“Oh beautiful for spacious skies, for amber waves of grain,” wrote Katharine Lee Bates in her famous anthem “America the Beautiful,” inspired by a trip to the summit of Pikes Peak.
“For purple mountain majesties, above the fruited plain,” the verse continues.
It’s clear Bates was smitten with Colorado and the state’s inherent beauty. Perhaps she should have taken a closer look.
Colorado is home to some of the creepiest, creepy crawlies around.
Here’s a look at some of them:
American Dog Tick: This nasty little bug, Dermacentor variabilis, is commonly found in the Rocky Mountains and is known for carrying several diseases including Lyme disease, Rocky Mountain spotted fever and tularemia.
Acorn Weevil: Fortunately, this evil-looking bug focuses its attention on acorns, not people. It’s long, elephant trunk-like snout is used for sucking fluid from plants.
American Carrion Beetle: This gross little bug has an important, but nasty, job in nature. It feeds off of decaying flesh in both adult and larval form, helping to return dead animals back into the ecological food web.
Black Widow Spider: The female black widow spider is considered the most venomous spider in North America. The venom of the black widow spider is 15 times as toxic as the venom of the prairie rattlesnake. Only the female black widow is dangerous to humans; males and juveniles black widow spiders are harmless.

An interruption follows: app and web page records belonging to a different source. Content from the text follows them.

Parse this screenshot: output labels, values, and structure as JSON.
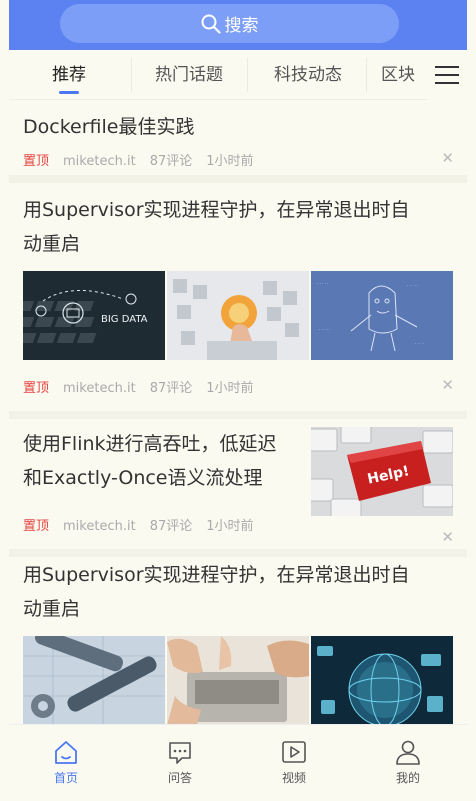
{
  "header": {
    "search_label": "搜索"
  },
  "tabs": [
    {
      "label": "推荐",
      "active": true
    },
    {
      "label": "热门话题",
      "active": false
    },
    {
      "label": "科技动态",
      "active": false
    },
    {
      "label": "区块",
      "active": false
    }
  ],
  "feed": [
    {
      "title": "Dockerfile最佳实践",
      "top_label": "置顶",
      "source": "miketech.it",
      "comments": "87评论",
      "time": "1小时前"
    },
    {
      "title_line1": "用Supervisor实现进程守护，在异常退出时自",
      "title_line2": "动重启",
      "top_label": "置顶",
      "source": "miketech.it",
      "comments": "87评论",
      "time": "1小时前",
      "thumb_text": "BIG DATA"
    },
    {
      "title_line1": "使用Flink进行高吞吐，低延迟",
      "title_line2": "和Exactly-Once语义流处理",
      "top_label": "置顶",
      "source": "miketech.it",
      "comments": "87评论",
      "time": "1小时前",
      "thumb_text": "Help!"
    },
    {
      "title_line1": "用Supervisor实现进程守护，在异常退出时自",
      "title_line2": "动重启"
    }
  ],
  "bottom_nav": [
    {
      "label": "首页",
      "icon": "home-icon",
      "active": true
    },
    {
      "label": "问答",
      "icon": "chat-icon",
      "active": false
    },
    {
      "label": "视频",
      "icon": "video-icon",
      "active": false
    },
    {
      "label": "我的",
      "icon": "user-icon",
      "active": false
    }
  ],
  "colors": {
    "accent": "#4a78f0",
    "header": "#5b82f0",
    "top_badge": "#e64340"
  }
}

Assassin bug: This is one bug you don’t want to mess with. Assassin bugs (also known as kissing bugs) get their names from their habit of biting humans on the face near the lips. They like to suck the blood from mammals with vertebrae. Some of the bugs carry Chagas disease, which does damage to major organs and can be fatal.
Bed bug: This apple-seed sized bug doesn’t carry any diseases. Its favorite food is humans, and it’s bite can leave itchy rashes. If you have these bugs in your home, get rid of them — now.
Colorado Tarantula: In the United States, tarantulas are found in southwestern states. The Colorado tarantula differs from its fellow tarantulas in that it is mostly dark brown or black. Despite their fearsome appearance, tarantulas are not threatening to humans. Their venom is milder than a honeybee, according to National Geographic, and though painful, their bites are not harmful. In fact, tarantulas have become a popular pet for arachnophiles around the world.
Brown Marmorated Stink Bug: This is a new bug to Colorado, having been transplanted from Asia after hitching a ride in a packing crate. A voracious eater, it damages fruit, vegetable and nut crops. With few predators, it is spreading quickly. The “stink” in its name comes from the scent glands located on the bug’s underside.
Buffalo Treehopper: These eerie green/yellow bugs have a big head, hence the buffalo reference in the name. They can fly quickly from plant to plant, where they eat leaves, fruit, stems, vegetables and flowers They are considered pests.
Carolina Wolf Spider: What? Carolina has a state spider? Come on, Colorado, what gives? (If Colorado had a state spider it probably would be the windshield arachnid).
Although this is the Carolina’s state spider it also resides in Colorado and almost everywhere else.
Wolf spiders are large, dark colored and athletic. Instead of catching prey in a web, they violently hunt down their prey using strong bodies and sharp eyesight.